#### WORK INSTRUCTION
Check every line of the entries below for "JSON", and copy the lines that have it.

#### WORKING DATA
■ ■ ■ ■ ■
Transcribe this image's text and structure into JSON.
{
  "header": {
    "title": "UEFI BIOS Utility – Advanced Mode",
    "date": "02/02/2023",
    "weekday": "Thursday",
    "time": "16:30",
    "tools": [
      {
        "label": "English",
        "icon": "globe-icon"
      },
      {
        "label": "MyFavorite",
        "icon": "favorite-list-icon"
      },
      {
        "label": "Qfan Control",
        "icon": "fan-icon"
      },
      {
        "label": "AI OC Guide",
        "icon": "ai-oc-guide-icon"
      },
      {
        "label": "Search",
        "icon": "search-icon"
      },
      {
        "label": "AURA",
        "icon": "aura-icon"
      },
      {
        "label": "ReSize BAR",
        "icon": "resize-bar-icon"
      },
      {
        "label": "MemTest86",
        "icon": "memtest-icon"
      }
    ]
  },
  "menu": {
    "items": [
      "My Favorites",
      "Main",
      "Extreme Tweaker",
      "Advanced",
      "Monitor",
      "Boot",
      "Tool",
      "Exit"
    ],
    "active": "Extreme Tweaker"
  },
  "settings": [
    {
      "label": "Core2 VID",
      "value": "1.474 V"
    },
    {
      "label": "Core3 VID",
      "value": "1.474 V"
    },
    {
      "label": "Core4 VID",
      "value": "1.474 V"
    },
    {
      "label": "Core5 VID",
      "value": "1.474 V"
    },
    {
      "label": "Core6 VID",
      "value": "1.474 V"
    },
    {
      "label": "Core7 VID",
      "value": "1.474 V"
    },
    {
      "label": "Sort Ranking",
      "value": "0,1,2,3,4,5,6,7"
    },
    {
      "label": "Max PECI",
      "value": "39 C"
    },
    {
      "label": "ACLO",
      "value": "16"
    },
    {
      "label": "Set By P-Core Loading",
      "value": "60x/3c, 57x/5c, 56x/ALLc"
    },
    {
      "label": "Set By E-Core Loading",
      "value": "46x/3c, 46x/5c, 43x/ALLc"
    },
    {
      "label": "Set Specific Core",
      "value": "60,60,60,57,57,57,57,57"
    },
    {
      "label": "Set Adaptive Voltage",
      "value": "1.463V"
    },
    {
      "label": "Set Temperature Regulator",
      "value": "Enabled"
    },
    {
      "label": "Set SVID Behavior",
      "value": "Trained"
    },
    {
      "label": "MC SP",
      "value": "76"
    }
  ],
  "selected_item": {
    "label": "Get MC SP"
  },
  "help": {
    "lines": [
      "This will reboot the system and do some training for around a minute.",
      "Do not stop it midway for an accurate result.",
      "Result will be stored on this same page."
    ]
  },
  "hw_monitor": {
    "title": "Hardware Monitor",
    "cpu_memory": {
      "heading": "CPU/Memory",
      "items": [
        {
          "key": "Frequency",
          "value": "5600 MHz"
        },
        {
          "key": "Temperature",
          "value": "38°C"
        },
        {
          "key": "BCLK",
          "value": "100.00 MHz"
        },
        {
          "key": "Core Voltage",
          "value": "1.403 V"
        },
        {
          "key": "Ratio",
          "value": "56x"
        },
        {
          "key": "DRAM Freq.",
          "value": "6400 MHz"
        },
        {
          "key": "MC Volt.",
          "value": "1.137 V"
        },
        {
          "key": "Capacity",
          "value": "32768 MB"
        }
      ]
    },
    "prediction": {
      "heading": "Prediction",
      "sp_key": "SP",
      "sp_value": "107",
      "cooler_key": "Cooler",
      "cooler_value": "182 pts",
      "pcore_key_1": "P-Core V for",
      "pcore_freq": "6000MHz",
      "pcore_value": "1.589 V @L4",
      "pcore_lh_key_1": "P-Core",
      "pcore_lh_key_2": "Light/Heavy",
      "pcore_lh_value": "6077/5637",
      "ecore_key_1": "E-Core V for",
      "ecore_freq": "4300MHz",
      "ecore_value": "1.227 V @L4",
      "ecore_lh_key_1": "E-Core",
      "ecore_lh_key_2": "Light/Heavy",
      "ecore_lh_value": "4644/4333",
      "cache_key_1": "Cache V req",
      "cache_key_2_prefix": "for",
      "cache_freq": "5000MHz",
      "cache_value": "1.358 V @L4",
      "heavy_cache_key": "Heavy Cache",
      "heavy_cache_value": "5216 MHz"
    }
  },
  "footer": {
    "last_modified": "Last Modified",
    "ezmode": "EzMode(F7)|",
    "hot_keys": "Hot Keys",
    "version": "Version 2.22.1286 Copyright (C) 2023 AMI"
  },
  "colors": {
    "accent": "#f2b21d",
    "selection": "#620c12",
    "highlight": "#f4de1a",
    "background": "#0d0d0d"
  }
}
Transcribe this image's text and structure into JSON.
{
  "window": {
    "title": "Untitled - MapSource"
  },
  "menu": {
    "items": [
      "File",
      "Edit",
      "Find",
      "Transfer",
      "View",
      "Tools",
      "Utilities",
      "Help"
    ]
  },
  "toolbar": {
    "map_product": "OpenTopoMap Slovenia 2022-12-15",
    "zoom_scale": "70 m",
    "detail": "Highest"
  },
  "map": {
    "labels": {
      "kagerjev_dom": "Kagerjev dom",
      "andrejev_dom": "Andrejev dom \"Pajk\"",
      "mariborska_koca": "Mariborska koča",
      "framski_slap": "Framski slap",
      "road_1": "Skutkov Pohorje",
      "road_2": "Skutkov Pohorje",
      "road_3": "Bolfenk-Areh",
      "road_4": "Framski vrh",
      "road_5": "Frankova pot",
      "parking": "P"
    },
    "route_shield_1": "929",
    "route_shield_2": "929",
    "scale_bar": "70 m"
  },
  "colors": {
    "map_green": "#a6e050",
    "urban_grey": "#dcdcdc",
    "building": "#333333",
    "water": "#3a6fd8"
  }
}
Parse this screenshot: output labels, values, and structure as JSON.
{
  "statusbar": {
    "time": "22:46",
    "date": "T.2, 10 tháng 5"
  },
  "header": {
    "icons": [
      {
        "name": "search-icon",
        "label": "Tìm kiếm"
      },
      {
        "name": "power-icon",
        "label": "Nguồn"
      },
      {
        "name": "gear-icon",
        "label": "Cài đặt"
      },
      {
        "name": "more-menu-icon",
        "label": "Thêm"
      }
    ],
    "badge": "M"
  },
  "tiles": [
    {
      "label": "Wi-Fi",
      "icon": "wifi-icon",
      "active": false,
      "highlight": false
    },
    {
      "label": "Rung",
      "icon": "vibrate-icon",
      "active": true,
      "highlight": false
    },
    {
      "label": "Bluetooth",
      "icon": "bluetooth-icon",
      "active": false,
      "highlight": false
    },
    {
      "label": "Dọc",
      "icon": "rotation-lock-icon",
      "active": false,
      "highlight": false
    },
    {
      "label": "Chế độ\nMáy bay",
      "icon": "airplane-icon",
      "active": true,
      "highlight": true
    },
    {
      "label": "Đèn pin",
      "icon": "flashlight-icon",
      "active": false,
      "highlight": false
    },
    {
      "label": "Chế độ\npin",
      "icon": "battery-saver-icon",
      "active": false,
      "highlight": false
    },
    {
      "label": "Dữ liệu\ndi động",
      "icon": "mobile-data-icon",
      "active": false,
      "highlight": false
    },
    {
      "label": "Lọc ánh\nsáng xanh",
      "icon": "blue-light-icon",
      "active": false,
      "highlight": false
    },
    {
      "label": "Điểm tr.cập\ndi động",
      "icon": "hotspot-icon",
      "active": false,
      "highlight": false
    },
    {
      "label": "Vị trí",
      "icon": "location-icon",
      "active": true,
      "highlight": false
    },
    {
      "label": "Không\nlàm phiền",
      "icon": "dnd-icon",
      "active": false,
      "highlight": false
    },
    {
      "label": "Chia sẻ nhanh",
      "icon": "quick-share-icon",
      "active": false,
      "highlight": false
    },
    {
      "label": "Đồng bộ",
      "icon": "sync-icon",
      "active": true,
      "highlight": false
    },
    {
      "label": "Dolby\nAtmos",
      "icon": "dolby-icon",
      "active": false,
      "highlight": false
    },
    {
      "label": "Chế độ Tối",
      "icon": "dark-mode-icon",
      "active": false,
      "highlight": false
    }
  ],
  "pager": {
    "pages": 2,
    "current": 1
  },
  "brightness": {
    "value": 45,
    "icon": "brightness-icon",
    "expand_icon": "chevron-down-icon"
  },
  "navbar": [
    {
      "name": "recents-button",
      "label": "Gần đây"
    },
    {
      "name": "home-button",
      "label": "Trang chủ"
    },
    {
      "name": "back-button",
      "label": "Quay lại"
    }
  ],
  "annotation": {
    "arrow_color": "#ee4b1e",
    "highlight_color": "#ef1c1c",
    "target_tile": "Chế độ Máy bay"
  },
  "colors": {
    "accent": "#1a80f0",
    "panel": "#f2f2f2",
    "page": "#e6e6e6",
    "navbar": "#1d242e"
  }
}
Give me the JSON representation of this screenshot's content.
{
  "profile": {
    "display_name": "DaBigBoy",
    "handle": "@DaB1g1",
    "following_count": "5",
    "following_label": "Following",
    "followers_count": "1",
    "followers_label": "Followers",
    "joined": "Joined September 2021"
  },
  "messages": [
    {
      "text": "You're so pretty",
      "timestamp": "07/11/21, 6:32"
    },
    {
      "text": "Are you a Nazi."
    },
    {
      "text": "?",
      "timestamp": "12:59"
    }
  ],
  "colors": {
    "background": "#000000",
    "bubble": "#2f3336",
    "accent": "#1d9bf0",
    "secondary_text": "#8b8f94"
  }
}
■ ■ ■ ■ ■
#### RESULT FOR THIS TASK
Transcribe this image's text and structure into JSON.
Transcribe this image's text and structure into JSON.
Parse this screenshot: output labels, values, and structure as JSON.
Give me the JSON representation of this screenshot's content.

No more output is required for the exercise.